Fn 2 Plague is described as "rich violet with a blue sheen."
Lerner said to Holmes: "This seems like a good [thing], it's something that we both like, and isn't out there. Do you think we should start a company?" Holmes responded: "Yes, I think it's a great idea." Lerner told Holmes that they would have to do market research and determine how to have the polishes produced, and that there were many things they would have to do. Lerner said: "We will hire people to work for us. We will do everything we can to get the company going, and then we'll be creative, and other people will do the work, so we'll have time to continue riding the horses." Holmes agreed that they would do those things. They did not separate out which tasks each of them would do, but planned to do it all together.
The opinion proceeds to detail the development of the company and concludes that Lerner and Holmes formed a partnership. The case has many interesting features -- not the least of which is that Urban Decay seems to have lost its edge ... just take a look at some of the current products on its website. Another interesting feature is that the website does not mention Pat Holmes in the company history. A jury awarded Holmes over $1 million in compensatory and punitive damages from this case.
One of my students, Shakira Ferguson, was curious about this omission, and contacted Urban Decay, requesting an explaination. This was the response she received via email:
Pat Holmes was a friend of Sandy Lerner at the time Urban Decay was started. Many of Sandy's and Wende's friends contributed ideas, energy and enthusiasm to the business because people were excited about the prospect of a countercultural, revolutionary cosmetics company. Unfortunately, we are not able to mention all of the friends in the company history.
If you read all of the facts of the case, Holmes seems far from the trivial participant that she is portrayed as here, but it's hard to imagine what else the company would say.

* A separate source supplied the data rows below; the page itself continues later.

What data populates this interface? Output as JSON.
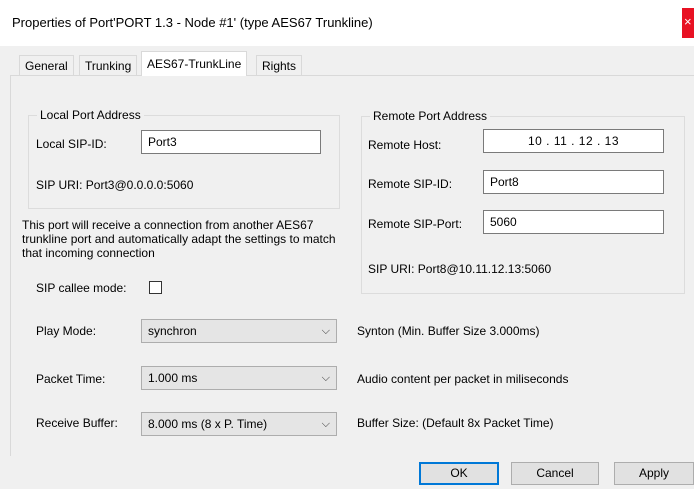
{
  "window": {
    "title": "Properties of Port'PORT 1.3 - Node #1' (type AES67 Trunkline)",
    "close_glyph": "×"
  },
  "tabs": [
    {
      "label": "General"
    },
    {
      "label": "Trunking"
    },
    {
      "label": "AES67-TrunkLine"
    },
    {
      "label": "Rights"
    }
  ],
  "local": {
    "legend": "Local Port Address",
    "sip_id_label": "Local SIP-ID:",
    "sip_id_value": "Port3",
    "sip_uri": "SIP URI: Port3@0.0.0.0:5060"
  },
  "info_text": "This port will receive a connection from another AES67 trunkline port and automatically adapt the settings to match that incoming connection",
  "callee": {
    "label": "SIP callee mode:"
  },
  "remote": {
    "legend": "Remote Port Address",
    "host_label": "Remote Host:",
    "host_value": "10   .   11   .   12   .   13",
    "sip_id_label": "Remote SIP-ID:",
    "sip_id_value": "Port8",
    "sip_port_label": "Remote SIP-Port:",
    "sip_port_value": "5060",
    "sip_uri": "SIP URI: Port8@10.11.12.13:5060"
  },
  "play_mode": {
    "label": "Play Mode:",
    "value": "synchron",
    "desc": "Synton (Min. Buffer Size 3.000ms)"
  },
  "packet_time": {
    "label": "Packet Time:",
    "value": "1.000 ms",
    "desc": "Audio content per packet in miliseconds"
  },
  "receive_buffer": {
    "label": "Receive Buffer:",
    "value": "8.000 ms (8 x P. Time)",
    "desc": "Buffer Size: (Default 8x Packet Time)"
  },
  "buttons": {
    "ok": "OK",
    "cancel": "Cancel",
    "apply": "Apply"
  },
  "icons": {
    "chevron": "⌵"
  }
}
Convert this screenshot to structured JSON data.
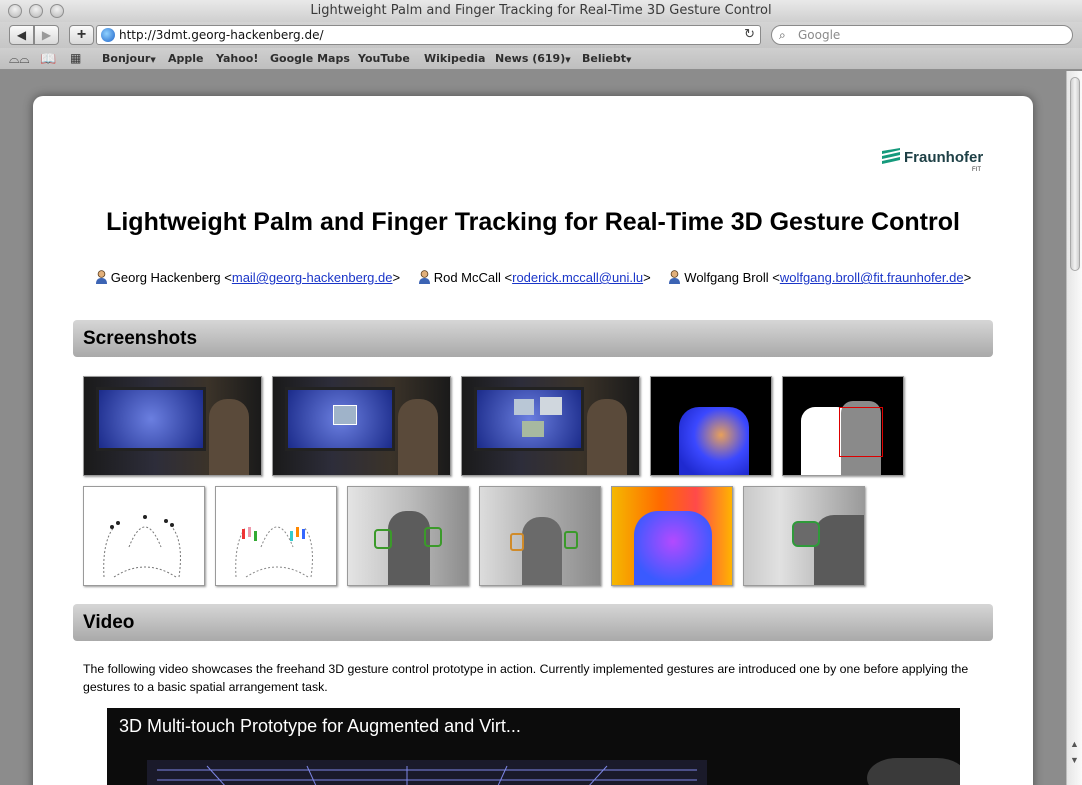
{
  "window": {
    "title": "Lightweight Palm and Finger Tracking for Real-Time 3D Gesture Control"
  },
  "toolbar": {
    "back_icon": "back-arrow-icon",
    "forward_icon": "forward-arrow-icon",
    "add_label": "+",
    "url": "http://3dmt.georg-hackenberg.de/",
    "search_placeholder": "Google"
  },
  "bookmarks": {
    "items": [
      "Bonjour",
      "Apple",
      "Yahoo!",
      "Google Maps",
      "YouTube",
      "Wikipedia",
      "News (619)",
      "Beliebt"
    ]
  },
  "page": {
    "logo": {
      "name": "Fraunhofer",
      "sub": "FIT"
    },
    "title": "Lightweight Palm and Finger Tracking for Real-Time 3D Gesture Control",
    "authors": [
      {
        "name": "Georg Hackenberg",
        "email": "mail@georg-hackenberg.de"
      },
      {
        "name": "Rod McCall",
        "email": "roderick.mccall@uni.lu"
      },
      {
        "name": "Wolfgang Broll",
        "email": "wolfgang.broll@fit.fraunhofer.de"
      }
    ],
    "sections": {
      "screenshots": "Screenshots",
      "video": "Video"
    },
    "video": {
      "description": "The following video showcases the freehand 3D gesture control prototype in action. Currently implemented gestures are introduced one by one before applying the gestures to a basic spatial arrangement task.",
      "player_title": "3D Multi-touch Prototype for Augmented and Virt..."
    },
    "screenshots": [
      {
        "name": "screenshot-hands-grid"
      },
      {
        "name": "screenshot-photo-grab"
      },
      {
        "name": "screenshot-photo-arrangement"
      },
      {
        "name": "screenshot-blue-depth"
      },
      {
        "name": "screenshot-segmentation"
      },
      {
        "name": "screenshot-points-black"
      },
      {
        "name": "screenshot-points-colored"
      },
      {
        "name": "screenshot-gray-tracking-1"
      },
      {
        "name": "screenshot-gray-tracking-2"
      },
      {
        "name": "screenshot-heatmap"
      },
      {
        "name": "screenshot-side-view"
      }
    ]
  }
}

After all, the remedy did not include an injunction requiring Urban Decay to name Holmes.